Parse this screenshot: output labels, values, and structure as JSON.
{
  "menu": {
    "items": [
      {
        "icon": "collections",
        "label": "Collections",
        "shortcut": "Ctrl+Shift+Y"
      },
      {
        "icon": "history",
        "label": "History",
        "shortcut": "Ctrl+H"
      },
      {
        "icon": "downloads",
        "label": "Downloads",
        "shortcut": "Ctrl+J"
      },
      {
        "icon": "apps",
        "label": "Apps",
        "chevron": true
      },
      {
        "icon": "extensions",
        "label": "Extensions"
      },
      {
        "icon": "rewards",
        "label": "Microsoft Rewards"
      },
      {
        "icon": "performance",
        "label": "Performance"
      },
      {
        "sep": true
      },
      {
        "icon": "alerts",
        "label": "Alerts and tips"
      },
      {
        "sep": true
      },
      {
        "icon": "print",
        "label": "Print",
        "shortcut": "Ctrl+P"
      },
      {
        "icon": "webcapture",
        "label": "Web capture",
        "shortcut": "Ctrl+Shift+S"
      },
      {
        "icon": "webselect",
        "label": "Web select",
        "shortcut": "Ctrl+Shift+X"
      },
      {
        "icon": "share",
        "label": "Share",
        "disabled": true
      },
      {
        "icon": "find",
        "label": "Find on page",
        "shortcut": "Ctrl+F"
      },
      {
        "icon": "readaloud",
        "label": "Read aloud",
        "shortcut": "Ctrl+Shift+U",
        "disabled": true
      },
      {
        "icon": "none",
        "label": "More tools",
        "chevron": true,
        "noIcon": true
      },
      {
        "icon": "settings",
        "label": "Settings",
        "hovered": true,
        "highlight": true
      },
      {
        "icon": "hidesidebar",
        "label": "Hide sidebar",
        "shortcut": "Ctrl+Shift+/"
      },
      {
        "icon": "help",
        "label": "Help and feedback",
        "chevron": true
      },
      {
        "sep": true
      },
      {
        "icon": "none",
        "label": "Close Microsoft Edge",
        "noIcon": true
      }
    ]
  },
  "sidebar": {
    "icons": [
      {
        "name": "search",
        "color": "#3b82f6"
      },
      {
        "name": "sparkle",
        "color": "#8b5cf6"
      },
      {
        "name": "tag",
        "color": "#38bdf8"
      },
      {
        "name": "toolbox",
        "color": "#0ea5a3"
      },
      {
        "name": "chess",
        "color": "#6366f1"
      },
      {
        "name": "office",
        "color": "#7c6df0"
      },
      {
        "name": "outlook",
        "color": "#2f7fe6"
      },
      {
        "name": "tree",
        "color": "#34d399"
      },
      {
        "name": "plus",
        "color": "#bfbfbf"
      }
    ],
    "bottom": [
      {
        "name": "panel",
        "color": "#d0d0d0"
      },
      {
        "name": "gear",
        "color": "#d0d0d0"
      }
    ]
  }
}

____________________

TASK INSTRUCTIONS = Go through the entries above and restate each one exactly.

RESULT OF THE EXERCISE =
Parse this screenshot: output labels, values, and structure as JSON.
{
  "menu": {
    "items": [
      {
        "icon": "collections",
        "label": "Collections",
        "shortcut": "Ctrl+Shift+Y"
      },
      {
        "icon": "history",
        "label": "History",
        "shortcut": "Ctrl+H"
      },
      {
        "icon": "downloads",
        "label": "Downloads",
        "shortcut": "Ctrl+J"
      },
      {
        "icon": "apps",
        "label": "Apps",
        "chevron": true
      },
      {
        "icon": "extensions",
        "label": "Extensions"
      },
      {
        "icon": "rewards",
        "label": "Microsoft Rewards"
      },
      {
        "icon": "performance",
        "label": "Performance"
      },
      {
        "sep": true
      },
      {
        "icon": "alerts",
        "label": "Alerts and tips"
      },
      {
        "sep": true
      },
      {
        "icon": "print",
        "label": "Print",
        "shortcut": "Ctrl+P"
      },
      {
        "icon": "webcapture",
        "label": "Web capture",
        "shortcut": "Ctrl+Shift+S"
      },
      {
        "icon": "webselect",
        "label": "Web select",
        "shortcut": "Ctrl+Shift+X"
      },
      {
        "icon": "share",
        "label": "Share",
        "disabled": true
      },
      {
        "icon": "find",
        "label": "Find on page",
        "shortcut": "Ctrl+F"
      },
      {
        "icon": "readaloud",
        "label": "Read aloud",
        "shortcut": "Ctrl+Shift+U",
        "disabled": true
      },
      {
        "icon": "none",
        "label": "More tools",
        "chevron": true,
        "noIcon": true
      },
      {
        "icon": "settings",
        "label": "Settings",
        "hovered": true,
        "highlight": true
      },
      {
        "icon": "hidesidebar",
        "label": "Hide sidebar",
        "shortcut": "Ctrl+Shift+/"
      },
      {
        "icon": "help",
        "label": "Help and feedback",
        "chevron": true
      },
      {
        "sep": true
      },
      {
        "icon": "none",
        "label": "Close Microsoft Edge",
        "noIcon": true
      }
    ]
  },
  "sidebar": {
    "icons": [
      {
        "name": "search",
        "color": "#3b82f6"
      },
      {
        "name": "sparkle",
        "color": "#8b5cf6"
      },
      {
        "name": "tag",
        "color": "#38bdf8"
      },
      {
        "name": "toolbox",
        "color": "#0ea5a3"
      },
      {
        "name": "chess",
        "color": "#6366f1"
      },
      {
        "name": "office",
        "color": "#7c6df0"
      },
      {
        "name": "outlook",
        "color": "#2f7fe6"
      },
      {
        "name": "tree",
        "color": "#34d399"
      },
      {
        "name": "plus",
        "color": "#bfbfbf"
      }
    ],
    "bottom": [
      {
        "name": "panel",
        "color": "#d0d0d0"
      },
      {
        "name": "gear",
        "color": "#d0d0d0"
      }
    ]
  }
}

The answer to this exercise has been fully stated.